My First Electric Guitar

In 1991 my parents bought me my first electric guitar and electric guitar amp for Christmas. The guitar was a brand new Squier II HSS Stratocaster in red, and the amp was a Peavey Rage 108 solid state practice amp. I loved that thing, and I learned on it for years but it eventually became my experimental project guitar. It was on that guitar that I taught myself how to replace pickups and knobs, and as you can see in the 3rd photo I even tried my hand (unsuccessfully) at painting. Eventually, I moved on from that guitar to others, an Aspen Les Paul copy, a Washburn (also seen in photo 3), and some other off-brand emerald green S-type that wasn’t work its weight in wood. Unfortunately in the end, I modified the Squier into oblivion. Its mangled body resided at a friend’s house for years, while its neck lived the rest of its life in my storage shed. The bridge and electronics live in a ziplock bag in my tool box. While my original Squier II won’t be played again, I may have found its brother online, and it may have to come live with me soon…

High Fidelity – Won’t Get Fooled Again

I had uploaded this video (High Fidelity playing The Who’s “Won’t Get Fooled Again”) to YouTube, but YouTube’s processing of the video put the video and audio out of sync. This version is the original, higher resolution version.

High Fidelity – Won’t Get Fooled Again

Whining – Guitars

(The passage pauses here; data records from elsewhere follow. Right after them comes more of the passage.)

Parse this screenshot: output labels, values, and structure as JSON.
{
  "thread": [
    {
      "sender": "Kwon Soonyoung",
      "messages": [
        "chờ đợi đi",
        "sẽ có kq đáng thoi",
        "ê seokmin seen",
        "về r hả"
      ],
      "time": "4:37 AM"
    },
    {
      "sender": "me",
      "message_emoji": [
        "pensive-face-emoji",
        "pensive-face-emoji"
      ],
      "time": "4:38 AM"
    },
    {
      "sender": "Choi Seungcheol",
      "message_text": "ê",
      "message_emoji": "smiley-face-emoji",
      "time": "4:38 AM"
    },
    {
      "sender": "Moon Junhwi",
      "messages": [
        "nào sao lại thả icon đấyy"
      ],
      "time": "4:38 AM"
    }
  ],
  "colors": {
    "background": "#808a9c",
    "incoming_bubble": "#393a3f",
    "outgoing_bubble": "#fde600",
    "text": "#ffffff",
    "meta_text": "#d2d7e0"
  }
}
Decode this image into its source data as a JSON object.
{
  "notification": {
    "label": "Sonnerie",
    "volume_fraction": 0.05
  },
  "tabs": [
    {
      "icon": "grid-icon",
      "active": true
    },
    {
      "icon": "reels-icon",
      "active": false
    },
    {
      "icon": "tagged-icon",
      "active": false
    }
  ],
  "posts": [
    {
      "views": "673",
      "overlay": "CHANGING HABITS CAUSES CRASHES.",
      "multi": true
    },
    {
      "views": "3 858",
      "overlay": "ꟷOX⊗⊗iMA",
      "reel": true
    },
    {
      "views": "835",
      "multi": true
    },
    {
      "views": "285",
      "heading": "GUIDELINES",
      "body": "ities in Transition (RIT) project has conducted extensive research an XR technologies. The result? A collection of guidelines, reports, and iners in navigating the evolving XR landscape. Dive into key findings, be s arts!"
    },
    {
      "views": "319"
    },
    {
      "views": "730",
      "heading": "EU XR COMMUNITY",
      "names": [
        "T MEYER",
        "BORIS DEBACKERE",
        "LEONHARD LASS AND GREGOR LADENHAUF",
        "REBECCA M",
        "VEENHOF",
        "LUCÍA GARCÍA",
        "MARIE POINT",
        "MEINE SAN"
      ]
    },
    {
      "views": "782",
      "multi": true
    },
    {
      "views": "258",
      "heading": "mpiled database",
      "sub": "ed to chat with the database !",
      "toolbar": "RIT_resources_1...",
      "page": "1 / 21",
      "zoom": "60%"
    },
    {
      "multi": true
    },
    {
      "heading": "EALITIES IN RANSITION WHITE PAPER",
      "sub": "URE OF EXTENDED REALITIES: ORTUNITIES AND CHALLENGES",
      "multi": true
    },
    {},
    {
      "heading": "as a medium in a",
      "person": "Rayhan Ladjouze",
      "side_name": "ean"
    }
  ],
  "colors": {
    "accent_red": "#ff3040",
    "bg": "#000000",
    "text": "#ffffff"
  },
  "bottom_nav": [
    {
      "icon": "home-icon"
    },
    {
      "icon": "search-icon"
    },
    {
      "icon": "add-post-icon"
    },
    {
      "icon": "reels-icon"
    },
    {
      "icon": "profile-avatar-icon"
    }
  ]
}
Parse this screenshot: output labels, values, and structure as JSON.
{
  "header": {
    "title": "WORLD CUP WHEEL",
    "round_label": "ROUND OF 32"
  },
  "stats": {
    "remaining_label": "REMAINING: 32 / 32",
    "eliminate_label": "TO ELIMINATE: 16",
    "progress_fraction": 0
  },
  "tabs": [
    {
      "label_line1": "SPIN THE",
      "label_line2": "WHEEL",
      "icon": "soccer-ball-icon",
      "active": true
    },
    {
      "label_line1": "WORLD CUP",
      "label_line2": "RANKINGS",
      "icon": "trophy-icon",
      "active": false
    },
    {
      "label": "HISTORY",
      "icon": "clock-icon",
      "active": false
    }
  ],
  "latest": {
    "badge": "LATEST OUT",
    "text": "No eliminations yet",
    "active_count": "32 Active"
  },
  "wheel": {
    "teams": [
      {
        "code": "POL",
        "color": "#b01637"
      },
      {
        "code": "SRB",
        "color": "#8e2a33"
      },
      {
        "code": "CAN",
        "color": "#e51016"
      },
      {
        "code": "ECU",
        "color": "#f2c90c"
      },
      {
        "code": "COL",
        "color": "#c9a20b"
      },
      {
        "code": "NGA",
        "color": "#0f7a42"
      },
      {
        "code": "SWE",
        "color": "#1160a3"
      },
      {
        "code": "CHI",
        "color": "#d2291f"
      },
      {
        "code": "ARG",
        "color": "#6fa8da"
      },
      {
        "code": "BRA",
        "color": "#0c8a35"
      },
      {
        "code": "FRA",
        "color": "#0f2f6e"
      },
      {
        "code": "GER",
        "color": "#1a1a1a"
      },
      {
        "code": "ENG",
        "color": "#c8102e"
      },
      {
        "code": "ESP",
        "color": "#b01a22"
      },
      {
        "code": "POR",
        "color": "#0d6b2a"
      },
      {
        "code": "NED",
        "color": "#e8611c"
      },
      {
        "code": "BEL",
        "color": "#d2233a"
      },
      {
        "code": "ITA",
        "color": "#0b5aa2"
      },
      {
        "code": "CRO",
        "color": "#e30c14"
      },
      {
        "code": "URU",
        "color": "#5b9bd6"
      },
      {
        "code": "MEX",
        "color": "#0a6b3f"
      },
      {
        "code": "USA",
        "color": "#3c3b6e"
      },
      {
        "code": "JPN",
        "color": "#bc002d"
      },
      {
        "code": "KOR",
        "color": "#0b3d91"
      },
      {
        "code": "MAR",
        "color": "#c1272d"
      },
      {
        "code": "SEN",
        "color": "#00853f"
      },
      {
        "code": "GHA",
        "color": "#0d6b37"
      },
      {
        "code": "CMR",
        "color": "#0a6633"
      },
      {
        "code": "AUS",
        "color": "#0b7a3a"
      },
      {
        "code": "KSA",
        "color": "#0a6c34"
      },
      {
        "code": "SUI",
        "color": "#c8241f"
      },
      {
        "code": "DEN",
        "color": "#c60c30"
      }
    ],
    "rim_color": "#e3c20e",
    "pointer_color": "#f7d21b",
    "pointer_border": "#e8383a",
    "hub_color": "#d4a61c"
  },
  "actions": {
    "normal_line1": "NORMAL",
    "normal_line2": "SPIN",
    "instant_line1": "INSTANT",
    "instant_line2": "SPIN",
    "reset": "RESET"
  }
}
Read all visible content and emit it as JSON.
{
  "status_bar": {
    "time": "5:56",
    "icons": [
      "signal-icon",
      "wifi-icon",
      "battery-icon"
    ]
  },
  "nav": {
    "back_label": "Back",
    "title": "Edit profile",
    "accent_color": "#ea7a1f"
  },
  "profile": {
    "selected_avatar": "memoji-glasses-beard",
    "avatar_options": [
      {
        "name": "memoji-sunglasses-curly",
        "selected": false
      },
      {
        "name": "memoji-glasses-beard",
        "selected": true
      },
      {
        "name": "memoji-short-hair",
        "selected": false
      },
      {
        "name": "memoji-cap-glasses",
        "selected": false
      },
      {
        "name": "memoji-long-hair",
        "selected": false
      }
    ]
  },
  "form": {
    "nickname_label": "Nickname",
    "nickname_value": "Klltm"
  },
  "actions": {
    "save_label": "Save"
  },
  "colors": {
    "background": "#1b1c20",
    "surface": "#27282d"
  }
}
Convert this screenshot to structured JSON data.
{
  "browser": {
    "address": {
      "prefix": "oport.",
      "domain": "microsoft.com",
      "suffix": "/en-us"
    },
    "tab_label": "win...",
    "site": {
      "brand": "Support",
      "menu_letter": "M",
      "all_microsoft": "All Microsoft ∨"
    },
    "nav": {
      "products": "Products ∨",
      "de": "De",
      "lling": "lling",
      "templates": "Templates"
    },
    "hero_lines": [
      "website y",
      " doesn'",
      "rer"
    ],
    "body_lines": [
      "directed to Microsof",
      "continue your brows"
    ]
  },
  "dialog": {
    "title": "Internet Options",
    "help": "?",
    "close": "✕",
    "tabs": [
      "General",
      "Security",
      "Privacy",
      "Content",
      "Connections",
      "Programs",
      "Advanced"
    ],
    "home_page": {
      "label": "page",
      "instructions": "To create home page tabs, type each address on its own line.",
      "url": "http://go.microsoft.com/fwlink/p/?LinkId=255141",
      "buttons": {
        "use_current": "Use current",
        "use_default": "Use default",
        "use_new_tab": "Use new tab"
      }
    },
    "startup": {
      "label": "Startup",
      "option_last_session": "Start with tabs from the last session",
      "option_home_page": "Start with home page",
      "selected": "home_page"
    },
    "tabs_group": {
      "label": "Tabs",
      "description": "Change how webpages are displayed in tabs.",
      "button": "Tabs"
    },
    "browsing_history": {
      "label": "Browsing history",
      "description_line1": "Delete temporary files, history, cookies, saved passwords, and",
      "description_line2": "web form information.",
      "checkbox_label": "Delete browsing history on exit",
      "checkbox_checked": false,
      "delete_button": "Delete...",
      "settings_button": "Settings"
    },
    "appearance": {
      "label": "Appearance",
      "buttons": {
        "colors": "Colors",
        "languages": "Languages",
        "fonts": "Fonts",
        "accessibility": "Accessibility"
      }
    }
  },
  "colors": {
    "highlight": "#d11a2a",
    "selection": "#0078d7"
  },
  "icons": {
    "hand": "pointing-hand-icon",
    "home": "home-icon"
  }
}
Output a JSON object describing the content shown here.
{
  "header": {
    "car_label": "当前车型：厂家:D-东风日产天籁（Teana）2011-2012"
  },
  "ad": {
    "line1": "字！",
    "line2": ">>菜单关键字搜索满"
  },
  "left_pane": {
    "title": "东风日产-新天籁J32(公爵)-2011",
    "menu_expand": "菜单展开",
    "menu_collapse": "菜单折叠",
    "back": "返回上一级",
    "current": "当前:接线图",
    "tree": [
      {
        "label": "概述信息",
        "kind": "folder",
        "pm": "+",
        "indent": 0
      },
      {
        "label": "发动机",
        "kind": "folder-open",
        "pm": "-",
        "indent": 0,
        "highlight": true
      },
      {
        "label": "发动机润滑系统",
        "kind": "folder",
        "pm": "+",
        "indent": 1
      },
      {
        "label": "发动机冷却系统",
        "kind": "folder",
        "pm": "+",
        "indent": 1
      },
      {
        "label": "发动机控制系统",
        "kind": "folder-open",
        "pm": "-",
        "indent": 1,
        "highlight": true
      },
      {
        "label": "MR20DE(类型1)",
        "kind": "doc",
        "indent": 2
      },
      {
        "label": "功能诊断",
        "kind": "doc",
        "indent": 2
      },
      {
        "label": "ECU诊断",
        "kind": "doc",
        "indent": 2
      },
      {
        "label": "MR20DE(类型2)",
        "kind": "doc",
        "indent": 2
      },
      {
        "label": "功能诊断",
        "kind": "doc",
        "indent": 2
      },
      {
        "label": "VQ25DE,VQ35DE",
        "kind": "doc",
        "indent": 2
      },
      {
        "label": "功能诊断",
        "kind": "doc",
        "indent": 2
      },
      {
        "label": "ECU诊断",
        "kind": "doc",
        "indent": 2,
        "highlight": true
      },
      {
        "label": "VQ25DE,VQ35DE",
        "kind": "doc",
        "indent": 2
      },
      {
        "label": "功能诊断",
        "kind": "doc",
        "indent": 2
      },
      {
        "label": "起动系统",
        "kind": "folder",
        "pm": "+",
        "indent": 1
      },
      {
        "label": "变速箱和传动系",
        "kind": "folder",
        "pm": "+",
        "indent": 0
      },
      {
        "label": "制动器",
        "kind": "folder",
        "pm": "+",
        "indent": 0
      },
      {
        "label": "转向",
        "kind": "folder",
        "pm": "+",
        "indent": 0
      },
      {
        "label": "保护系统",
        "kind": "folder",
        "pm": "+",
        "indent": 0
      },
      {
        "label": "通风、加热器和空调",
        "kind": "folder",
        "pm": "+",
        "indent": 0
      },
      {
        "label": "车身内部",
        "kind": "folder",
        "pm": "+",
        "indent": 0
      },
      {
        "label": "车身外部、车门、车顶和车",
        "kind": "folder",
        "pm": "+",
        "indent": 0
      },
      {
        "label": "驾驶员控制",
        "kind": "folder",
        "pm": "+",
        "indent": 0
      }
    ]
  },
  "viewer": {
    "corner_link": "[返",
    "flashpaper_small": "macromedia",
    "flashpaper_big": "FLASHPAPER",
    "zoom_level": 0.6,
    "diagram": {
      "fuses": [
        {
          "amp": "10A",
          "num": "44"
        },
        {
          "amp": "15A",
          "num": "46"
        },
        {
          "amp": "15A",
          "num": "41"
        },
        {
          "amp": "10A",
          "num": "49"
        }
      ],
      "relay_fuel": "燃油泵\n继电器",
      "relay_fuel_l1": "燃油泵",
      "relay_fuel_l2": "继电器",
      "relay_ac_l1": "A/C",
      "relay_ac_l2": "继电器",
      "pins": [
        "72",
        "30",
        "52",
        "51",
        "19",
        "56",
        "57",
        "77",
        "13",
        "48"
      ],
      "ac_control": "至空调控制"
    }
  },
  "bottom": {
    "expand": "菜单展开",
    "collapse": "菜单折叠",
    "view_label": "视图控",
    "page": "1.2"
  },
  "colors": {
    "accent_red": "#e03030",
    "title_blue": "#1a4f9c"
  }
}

Errrrgh! So, I finally have the guitars I’ve always wanted but now they all need work. The Carvin DC-200 needs its intonation and action fixed. The Peavey Wolfgang Special FR needs its action fixed, and the Peavey Wolfgang Special ST needs its intonation adjusted. Dammit! That’s a big chunk of change to get all that work done. The Carvin was my main axe for years, and has only been tweaked once, so it’s definitely due for some repairs. The Peavey Wolfgang Special FR is a 1998 model, and I’m not suprised it needs some work. (Let’s just say it’s an “experienced” guitar. 😉 ) The Peavey Wolfgang Special ST just needs the Tune-O-Matic adjusted so that it’s intonation will be correct. That guitar is brand new, but sat on a shelf for a long time before it found a home in my office.

Anyway, it looks like I’m gonna have to prioritize what gets fixed first. I can’t afford ~$300 worth of guitar adjustments in one lump. Like I said earlier – Errrrghhh!!!